**WHAT THE EXERCISE ASKS:** Go through the listing and repeat each entry exactly, but include no pictures.

>>>

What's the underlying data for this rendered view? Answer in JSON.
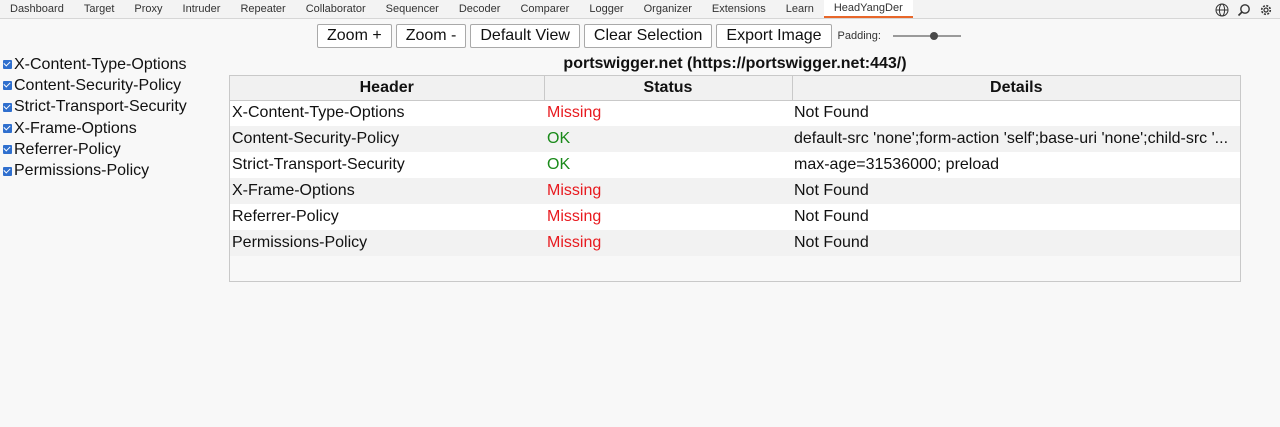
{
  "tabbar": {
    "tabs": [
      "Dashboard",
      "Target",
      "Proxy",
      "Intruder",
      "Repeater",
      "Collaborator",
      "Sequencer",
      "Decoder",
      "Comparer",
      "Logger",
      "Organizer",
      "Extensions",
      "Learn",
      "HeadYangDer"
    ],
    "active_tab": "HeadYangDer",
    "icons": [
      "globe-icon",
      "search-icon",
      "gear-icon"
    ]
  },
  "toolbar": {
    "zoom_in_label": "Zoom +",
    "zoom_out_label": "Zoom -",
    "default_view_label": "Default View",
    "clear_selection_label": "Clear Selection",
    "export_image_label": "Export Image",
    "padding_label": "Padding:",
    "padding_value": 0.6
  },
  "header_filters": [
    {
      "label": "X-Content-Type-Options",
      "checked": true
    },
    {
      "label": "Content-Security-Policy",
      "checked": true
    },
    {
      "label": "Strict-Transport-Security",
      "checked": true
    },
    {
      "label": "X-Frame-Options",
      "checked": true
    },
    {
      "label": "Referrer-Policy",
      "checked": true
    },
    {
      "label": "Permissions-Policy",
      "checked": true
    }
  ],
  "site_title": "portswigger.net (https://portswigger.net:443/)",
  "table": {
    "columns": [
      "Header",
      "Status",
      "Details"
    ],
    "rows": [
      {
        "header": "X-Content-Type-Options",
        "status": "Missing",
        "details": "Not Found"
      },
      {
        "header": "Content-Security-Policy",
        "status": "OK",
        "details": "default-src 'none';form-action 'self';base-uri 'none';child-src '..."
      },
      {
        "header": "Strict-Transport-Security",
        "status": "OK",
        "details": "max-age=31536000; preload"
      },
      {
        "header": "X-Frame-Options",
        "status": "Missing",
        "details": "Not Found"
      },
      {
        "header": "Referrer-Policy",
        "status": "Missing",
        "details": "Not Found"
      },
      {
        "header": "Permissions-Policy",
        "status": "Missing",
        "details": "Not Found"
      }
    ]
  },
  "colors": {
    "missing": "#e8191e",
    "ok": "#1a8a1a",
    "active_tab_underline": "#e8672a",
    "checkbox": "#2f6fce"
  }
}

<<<

**WRITTEN SOLUTION:**
What's the underlying data for this rendered view? Answer in JSON.
{
  "tabbar": {
    "tabs": [
      "Dashboard",
      "Target",
      "Proxy",
      "Intruder",
      "Repeater",
      "Collaborator",
      "Sequencer",
      "Decoder",
      "Comparer",
      "Logger",
      "Organizer",
      "Extensions",
      "Learn",
      "HeadYangDer"
    ],
    "active_tab": "HeadYangDer",
    "icons": [
      "globe-icon",
      "search-icon",
      "gear-icon"
    ]
  },
  "toolbar": {
    "zoom_in_label": "Zoom +",
    "zoom_out_label": "Zoom -",
    "default_view_label": "Default View",
    "clear_selection_label": "Clear Selection",
    "export_image_label": "Export Image",
    "padding_label": "Padding:",
    "padding_value": 0.6
  },
  "header_filters": [
    {
      "label": "X-Content-Type-Options",
      "checked": true
    },
    {
      "label": "Content-Security-Policy",
      "checked": true
    },
    {
      "label": "Strict-Transport-Security",
      "checked": true
    },
    {
      "label": "X-Frame-Options",
      "checked": true
    },
    {
      "label": "Referrer-Policy",
      "checked": true
    },
    {
      "label": "Permissions-Policy",
      "checked": true
    }
  ],
  "site_title": "portswigger.net (https://portswigger.net:443/)",
  "table": {
    "columns": [
      "Header",
      "Status",
      "Details"
    ],
    "rows": [
      {
        "header": "X-Content-Type-Options",
        "status": "Missing",
        "details": "Not Found"
      },
      {
        "header": "Content-Security-Policy",
        "status": "OK",
        "details": "default-src 'none';form-action 'self';base-uri 'none';child-src '..."
      },
      {
        "header": "Strict-Transport-Security",
        "status": "OK",
        "details": "max-age=31536000; preload"
      },
      {
        "header": "X-Frame-Options",
        "status": "Missing",
        "details": "Not Found"
      },
      {
        "header": "Referrer-Policy",
        "status": "Missing",
        "details": "Not Found"
      },
      {
        "header": "Permissions-Policy",
        "status": "Missing",
        "details": "Not Found"
      }
    ]
  },
  "colors": {
    "missing": "#e8191e",
    "ok": "#1a8a1a",
    "active_tab_underline": "#e8672a",
    "checkbox": "#2f6fce"
  }
}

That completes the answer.